> Exercise objective: Every line that holds the word "time" needs to be copied from the data below.

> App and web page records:
************
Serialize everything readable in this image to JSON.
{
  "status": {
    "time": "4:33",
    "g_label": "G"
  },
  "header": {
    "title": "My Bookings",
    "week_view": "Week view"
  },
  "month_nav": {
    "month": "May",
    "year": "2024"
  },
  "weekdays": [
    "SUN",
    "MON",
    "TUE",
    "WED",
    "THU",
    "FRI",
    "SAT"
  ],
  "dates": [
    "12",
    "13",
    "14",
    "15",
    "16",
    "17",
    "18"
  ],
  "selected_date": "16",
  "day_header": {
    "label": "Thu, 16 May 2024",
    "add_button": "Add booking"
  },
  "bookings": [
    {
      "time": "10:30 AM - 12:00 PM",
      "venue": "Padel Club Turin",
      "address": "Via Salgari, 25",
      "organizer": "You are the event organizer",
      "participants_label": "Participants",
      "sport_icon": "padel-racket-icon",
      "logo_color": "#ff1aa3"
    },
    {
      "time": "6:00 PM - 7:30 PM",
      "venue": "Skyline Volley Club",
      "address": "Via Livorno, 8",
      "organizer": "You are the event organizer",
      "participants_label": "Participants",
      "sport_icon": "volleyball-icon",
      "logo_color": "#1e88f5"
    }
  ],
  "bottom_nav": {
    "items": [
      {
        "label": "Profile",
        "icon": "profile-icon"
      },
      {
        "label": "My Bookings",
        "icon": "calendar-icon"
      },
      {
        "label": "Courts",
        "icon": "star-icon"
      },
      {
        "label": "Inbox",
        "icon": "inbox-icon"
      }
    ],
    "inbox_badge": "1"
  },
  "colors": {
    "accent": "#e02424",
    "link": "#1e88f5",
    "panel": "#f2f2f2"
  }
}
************
> The completed task:
    "time": "4:33",
      "time": "10:30 AM - 12:00 PM",
      "time": "6:00 PM - 7:30 PM",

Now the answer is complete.